One area of the grocery store perimeter is often overlooked when it comes to food safety because it’s not seen — literally.
How many people, whether it’s consumers or employees, think to look up when they’re walking the aisles of the instore deli or bakery or fresh produce or meat section? That’s exactly what Phoenix-based OSA Specialized Cleaning does when it goes to work, and it can make a big difference when it comes to food safety.
OSA specializes in making sure that the ceilings of grocery stores are free of dirt and other materials that, if they found their way into the foods below, could create major food safety-related headaches.
“I think what separates us from other cleaners is our drive to clean areas other people may not want to,” said Brad Pierce, OSA’s owner. “This means doing whatever we can to reach high areas, such as using a taller lift or taking the time to clean areas that may not be visible from the floor.”
Just because the client or their customers can’t see an area of dirt and grime is not an excuse to avoid cleaning that area, he adds. Those unclean areas can still present a health risk.
And it’s not just retailers are realizing that.
“Currently we only work with retailers, but we’re considering working with their suppliers as well. We do extensive work with central kitchens since restaurant and kitchen cleaning is one of our specialties. If a business has a cafeteria or food onsite, then we are the perfect fit for high ceiling cleaning and dusting.”
For most of its retail grocery jobs, OSA uses a lift so it can clean sprinkler systems and remove dust that frequently accumulates on the open architecture ceilings commonly seen in most grocery stores, Pierce said.
In the perimeter, the instore bakery, meat department and areas where prepared foods are fried are among the places where dirt and grime can accumulate quickly on ceilings.

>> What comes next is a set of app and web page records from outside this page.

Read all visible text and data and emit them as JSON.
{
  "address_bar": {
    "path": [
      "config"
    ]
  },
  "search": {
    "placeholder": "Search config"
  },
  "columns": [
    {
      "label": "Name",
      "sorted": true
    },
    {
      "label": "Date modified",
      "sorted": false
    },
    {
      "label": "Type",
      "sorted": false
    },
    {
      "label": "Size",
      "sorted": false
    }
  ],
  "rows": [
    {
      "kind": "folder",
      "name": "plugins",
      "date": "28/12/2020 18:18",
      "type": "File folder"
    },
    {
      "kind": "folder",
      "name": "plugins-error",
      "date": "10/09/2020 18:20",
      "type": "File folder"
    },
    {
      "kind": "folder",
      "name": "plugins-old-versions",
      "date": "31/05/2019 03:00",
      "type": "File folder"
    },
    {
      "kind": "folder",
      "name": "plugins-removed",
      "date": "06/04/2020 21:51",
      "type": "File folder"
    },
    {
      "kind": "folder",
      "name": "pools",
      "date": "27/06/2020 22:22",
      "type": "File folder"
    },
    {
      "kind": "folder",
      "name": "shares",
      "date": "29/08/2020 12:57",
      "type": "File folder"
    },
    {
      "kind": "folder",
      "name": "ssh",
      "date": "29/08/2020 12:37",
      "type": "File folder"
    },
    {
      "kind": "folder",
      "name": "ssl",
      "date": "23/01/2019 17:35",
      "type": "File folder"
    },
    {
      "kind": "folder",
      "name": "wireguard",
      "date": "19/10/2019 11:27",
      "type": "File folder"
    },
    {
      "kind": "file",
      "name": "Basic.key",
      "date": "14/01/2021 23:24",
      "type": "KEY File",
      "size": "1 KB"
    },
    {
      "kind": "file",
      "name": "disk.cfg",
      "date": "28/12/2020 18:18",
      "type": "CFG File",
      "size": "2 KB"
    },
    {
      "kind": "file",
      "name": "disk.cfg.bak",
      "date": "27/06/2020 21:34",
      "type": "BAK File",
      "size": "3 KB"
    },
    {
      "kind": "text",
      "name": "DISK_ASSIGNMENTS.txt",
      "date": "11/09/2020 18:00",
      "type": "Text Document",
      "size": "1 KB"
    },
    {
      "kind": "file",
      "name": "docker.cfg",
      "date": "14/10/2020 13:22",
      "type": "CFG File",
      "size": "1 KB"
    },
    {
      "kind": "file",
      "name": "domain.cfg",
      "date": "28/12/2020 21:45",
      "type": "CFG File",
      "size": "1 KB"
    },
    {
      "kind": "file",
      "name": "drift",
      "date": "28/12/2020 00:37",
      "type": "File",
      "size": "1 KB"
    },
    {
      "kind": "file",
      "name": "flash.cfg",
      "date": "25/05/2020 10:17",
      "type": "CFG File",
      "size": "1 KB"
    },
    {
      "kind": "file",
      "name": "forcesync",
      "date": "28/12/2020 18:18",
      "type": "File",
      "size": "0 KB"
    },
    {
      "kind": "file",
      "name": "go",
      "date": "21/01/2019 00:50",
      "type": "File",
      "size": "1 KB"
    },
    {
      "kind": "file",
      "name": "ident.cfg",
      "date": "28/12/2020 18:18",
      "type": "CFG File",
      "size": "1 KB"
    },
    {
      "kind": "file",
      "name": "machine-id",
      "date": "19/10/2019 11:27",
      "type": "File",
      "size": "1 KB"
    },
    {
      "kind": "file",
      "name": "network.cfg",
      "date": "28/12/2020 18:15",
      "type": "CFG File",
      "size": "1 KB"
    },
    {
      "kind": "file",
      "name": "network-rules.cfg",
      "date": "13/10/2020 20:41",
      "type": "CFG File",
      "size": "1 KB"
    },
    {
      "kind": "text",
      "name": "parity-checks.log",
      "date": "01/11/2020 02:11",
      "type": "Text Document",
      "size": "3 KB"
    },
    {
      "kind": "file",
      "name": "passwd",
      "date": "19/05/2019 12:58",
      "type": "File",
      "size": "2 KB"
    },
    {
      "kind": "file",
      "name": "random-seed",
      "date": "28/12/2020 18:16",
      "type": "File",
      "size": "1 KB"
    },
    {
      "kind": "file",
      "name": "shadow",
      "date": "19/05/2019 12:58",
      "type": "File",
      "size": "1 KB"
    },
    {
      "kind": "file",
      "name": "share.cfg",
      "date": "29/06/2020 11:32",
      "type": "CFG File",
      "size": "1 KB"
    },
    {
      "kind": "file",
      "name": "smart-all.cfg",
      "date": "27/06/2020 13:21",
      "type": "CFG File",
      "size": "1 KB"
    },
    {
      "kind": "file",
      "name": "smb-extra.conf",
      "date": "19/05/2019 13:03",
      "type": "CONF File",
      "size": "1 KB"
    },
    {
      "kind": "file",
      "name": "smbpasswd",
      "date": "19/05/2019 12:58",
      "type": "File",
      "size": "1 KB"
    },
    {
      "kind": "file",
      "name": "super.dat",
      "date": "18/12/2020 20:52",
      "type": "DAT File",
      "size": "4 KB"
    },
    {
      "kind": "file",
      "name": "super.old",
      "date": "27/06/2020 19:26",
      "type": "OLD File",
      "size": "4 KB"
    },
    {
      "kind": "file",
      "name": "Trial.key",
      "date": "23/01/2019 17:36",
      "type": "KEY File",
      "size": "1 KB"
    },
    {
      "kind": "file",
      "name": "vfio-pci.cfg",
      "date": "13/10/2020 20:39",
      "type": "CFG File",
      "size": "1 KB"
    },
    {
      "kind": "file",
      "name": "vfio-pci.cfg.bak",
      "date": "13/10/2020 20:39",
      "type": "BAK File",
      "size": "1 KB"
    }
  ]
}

Not that it’s easy to see. “Out of sight, out of mind” is a trap that many retailers fall into, Pierce said.
“A grocery store owner might put off high ceiling cleaning and dusting because dirt on the ceiling is harder to see than dirt on the floor,” he said. “However, it’s only a matter of time until gravity catches up with you and a large dust bunny falls from the ceiling and onto your produce.”
The cleanliness of your grocery store, Pierce added, speaks to the quality of your business. No customer is going to think a grocery store is worth going to if they think dirt and grime are going to fall from the ceiling and onto their food.
There’s no hard-and-fast rule dictating how often grocery stores should clean their ceilings, Pierce said. It depends on where you live.
OSA is based in Arizona, where dust storms are a frequent occurrence, which means grocery stores hire the company three or four times a year. Grocery stores in other states may only need to conduct high ceiling cleaning once a year.
Whatever the frequency, Pierce said ceiling cleaning is an essential part of the food safety process, and more and more retailers are getting onboard.
“Customers walk into a grocery store with the expectation that the place where they get their food is going to be clean and sterile,” he said.